BEGIN Task data

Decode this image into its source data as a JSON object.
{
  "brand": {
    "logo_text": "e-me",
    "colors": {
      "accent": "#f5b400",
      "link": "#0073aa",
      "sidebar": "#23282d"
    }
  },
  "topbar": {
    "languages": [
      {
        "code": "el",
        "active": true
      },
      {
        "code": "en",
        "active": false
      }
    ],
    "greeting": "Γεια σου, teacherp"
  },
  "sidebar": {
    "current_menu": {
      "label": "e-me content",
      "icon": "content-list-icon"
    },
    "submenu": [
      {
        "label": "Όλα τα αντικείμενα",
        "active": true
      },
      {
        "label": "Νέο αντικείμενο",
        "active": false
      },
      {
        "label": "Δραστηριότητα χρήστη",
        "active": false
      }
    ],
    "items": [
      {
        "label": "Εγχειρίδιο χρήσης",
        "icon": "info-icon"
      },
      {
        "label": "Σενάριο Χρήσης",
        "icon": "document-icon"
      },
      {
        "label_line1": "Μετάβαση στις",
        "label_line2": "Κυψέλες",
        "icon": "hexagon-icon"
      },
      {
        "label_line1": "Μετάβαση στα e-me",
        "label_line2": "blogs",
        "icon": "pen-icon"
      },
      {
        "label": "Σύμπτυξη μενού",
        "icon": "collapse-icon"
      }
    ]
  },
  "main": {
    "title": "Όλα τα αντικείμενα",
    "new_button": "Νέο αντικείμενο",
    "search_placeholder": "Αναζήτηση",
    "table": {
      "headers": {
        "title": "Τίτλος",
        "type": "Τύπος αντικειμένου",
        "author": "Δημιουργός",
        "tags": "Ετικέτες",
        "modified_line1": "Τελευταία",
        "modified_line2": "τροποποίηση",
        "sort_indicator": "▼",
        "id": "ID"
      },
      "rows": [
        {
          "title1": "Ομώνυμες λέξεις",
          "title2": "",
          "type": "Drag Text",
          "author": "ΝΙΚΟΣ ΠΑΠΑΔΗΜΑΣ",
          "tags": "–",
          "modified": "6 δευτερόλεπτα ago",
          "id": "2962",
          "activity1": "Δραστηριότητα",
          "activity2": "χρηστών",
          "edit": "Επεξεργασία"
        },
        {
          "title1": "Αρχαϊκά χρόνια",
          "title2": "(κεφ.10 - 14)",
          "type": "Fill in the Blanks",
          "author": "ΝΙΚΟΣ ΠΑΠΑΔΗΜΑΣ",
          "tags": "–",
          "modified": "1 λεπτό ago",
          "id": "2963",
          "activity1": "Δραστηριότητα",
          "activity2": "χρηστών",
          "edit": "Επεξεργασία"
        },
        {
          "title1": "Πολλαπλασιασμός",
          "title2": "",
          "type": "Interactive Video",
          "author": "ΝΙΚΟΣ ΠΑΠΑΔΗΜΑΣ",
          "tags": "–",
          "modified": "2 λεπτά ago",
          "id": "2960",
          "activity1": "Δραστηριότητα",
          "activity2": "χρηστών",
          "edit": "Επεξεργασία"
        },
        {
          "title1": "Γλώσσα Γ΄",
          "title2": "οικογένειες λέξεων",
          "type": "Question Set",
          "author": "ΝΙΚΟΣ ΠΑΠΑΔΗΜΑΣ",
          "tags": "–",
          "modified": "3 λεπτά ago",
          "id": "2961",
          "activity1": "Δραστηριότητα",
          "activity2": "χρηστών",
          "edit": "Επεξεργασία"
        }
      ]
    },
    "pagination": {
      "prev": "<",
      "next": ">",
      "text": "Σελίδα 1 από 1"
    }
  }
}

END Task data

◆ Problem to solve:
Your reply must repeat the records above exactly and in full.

◆ Written answer:
Decode this image into its source data as a JSON object.
{
  "brand": {
    "logo_text": "e-me",
    "colors": {
      "accent": "#f5b400",
      "link": "#0073aa",
      "sidebar": "#23282d"
    }
  },
  "topbar": {
    "languages": [
      {
        "code": "el",
        "active": true
      },
      {
        "code": "en",
        "active": false
      }
    ],
    "greeting": "Γεια σου, teacherp"
  },
  "sidebar": {
    "current_menu": {
      "label": "e-me content",
      "icon": "content-list-icon"
    },
    "submenu": [
      {
        "label": "Όλα τα αντικείμενα",
        "active": true
      },
      {
        "label": "Νέο αντικείμενο",
        "active": false
      },
      {
        "label": "Δραστηριότητα χρήστη",
        "active": false
      }
    ],
    "items": [
      {
        "label": "Εγχειρίδιο χρήσης",
        "icon": "info-icon"
      },
      {
        "label": "Σενάριο Χρήσης",
        "icon": "document-icon"
      },
      {
        "label_line1": "Μετάβαση στις",
        "label_line2": "Κυψέλες",
        "icon": "hexagon-icon"
      },
      {
        "label_line1": "Μετάβαση στα e-me",
        "label_line2": "blogs",
        "icon": "pen-icon"
      },
      {
        "label": "Σύμπτυξη μενού",
        "icon": "collapse-icon"
      }
    ]
  },
  "main": {
    "title": "Όλα τα αντικείμενα",
    "new_button": "Νέο αντικείμενο",
    "search_placeholder": "Αναζήτηση",
    "table": {
      "headers": {
        "title": "Τίτλος",
        "type": "Τύπος αντικειμένου",
        "author": "Δημιουργός",
        "tags": "Ετικέτες",
        "modified_line1": "Τελευταία",
        "modified_line2": "τροποποίηση",
        "sort_indicator": "▼",
        "id": "ID"
      },
      "rows": [
        {
          "title1": "Ομώνυμες λέξεις",
          "title2": "",
          "type": "Drag Text",
          "author": "ΝΙΚΟΣ ΠΑΠΑΔΗΜΑΣ",
          "tags": "–",
          "modified": "6 δευτερόλεπτα ago",
          "id": "2962",
          "activity1": "Δραστηριότητα",
          "activity2": "χρηστών",
          "edit": "Επεξεργασία"
        },
        {
          "title1": "Αρχαϊκά χρόνια",
          "title2": "(κεφ.10 - 14)",
          "type": "Fill in the Blanks",
          "author": "ΝΙΚΟΣ ΠΑΠΑΔΗΜΑΣ",
          "tags": "–",
          "modified": "1 λεπτό ago",
          "id": "2963",
          "activity1": "Δραστηριότητα",
          "activity2": "χρηστών",
          "edit": "Επεξεργασία"
        },
        {
          "title1": "Πολλαπλασιασμός",
          "title2": "",
          "type": "Interactive Video",
          "author": "ΝΙΚΟΣ ΠΑΠΑΔΗΜΑΣ",
          "tags": "–",
          "modified": "2 λεπτά ago",
          "id": "2960",
          "activity1": "Δραστηριότητα",
          "activity2": "χρηστών",
          "edit": "Επεξεργασία"
        },
        {
          "title1": "Γλώσσα Γ΄",
          "title2": "οικογένειες λέξεων",
          "type": "Question Set",
          "author": "ΝΙΚΟΣ ΠΑΠΑΔΗΜΑΣ",
          "tags": "–",
          "modified": "3 λεπτά ago",
          "id": "2961",
          "activity1": "Δραστηριότητα",
          "activity2": "χρηστών",
          "edit": "Επεξεργασία"
        }
      ]
    },
    "pagination": {
      "prev": "<",
      "next": ">",
      "text": "Σελίδα 1 από 1"
    }
  }
}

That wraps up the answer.